Gary's blog for couples and parents plus resources for individuals, leaders and churches.

Monday, October 20, 2014

Embrace The Joy At Home

Jackie and I just spent a week watching our three Lubbock grandboys, ages 1, 3 and 5. Ok, so we're exhausted, but it was great fun. The boys were boys but behaved wonderfully the whole time. Their parents have obviously done a lot right. Sure we had our moments and wondered how mom and dad actually keep up with the constant questions, activity and neediness that normal kids that age expend.

Sometimes we'd get them all into bed and quiet at night and we would just collapse.

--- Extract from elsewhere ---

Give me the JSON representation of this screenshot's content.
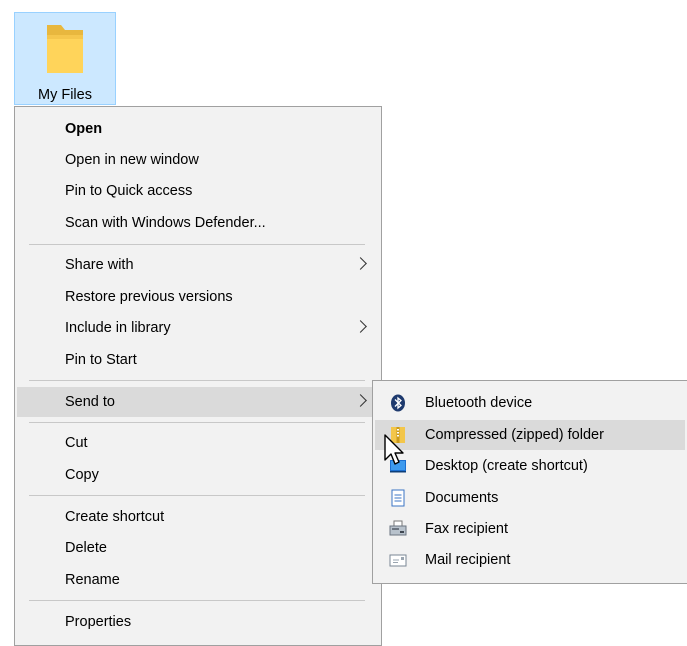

And I was reminded of when we were those parents and had the daily, non-stop responsibility for our two. How did we do it?  I'm not sure other than by the grace of God.

But I wonder how many parents under the pressures of parenting their little ones, saying "no" fifty times a day and being worn out much of the time also miss the little joys along the way. Perhaps we need to laugh and giggle a little more in the middle of our kids immaturity, challenges and being prone to look at themselves first.

One day, Silas, the three-year-old, was jumping on the couch. So I said, "Silas, don't jump on the couch please."  To which he responded, "Don't watch me do it." It took everything I had in me at the time to not laugh and unintentionally condone his actions, but inside I was cracking up. Somehow there was joy in seeing that little mind at work.

Joy came when we picked out and then carved our not so exotic pumpkins. And more joy arrived the next morning when we got up in the dark and had lit the pumpkins for them in the dark. Joy came when they rode the swing or their scooters with all their might grinning from ear to ear.

Joy showed up when they got their favorite donut with sprinkles or made a simple tower out of blocks. Joy was there when the oldest began to read words he never thought he could read.

All those little things could have been missed if we'd only focused on the BIG stuff or been too busy being productive. 

And remember joy doesn't only come in the good moments.  Joy isn't just another version of being happy. Joy can also be the feeling we have when we see something great, some work of God, some specialness in the difficult times when life isn't going as we'd hoped. We can bring some joy to our kids when we love them anyway when they've messed up.

We can exude joy when we teach our kids important lessons through their mistakes. We can have joy when we see those little bodies and minds attach themselves to new little learning moments or special times that don't require a lot of fanfare, money or fame.

Find some joy at your house even if times are tough. It's there if we'll look for it.

Gary Sinclair Writer | Speaker | Leader

Gary is currently a consultant, teacher, speaker and chaplain providing resources for families, leaders and churches.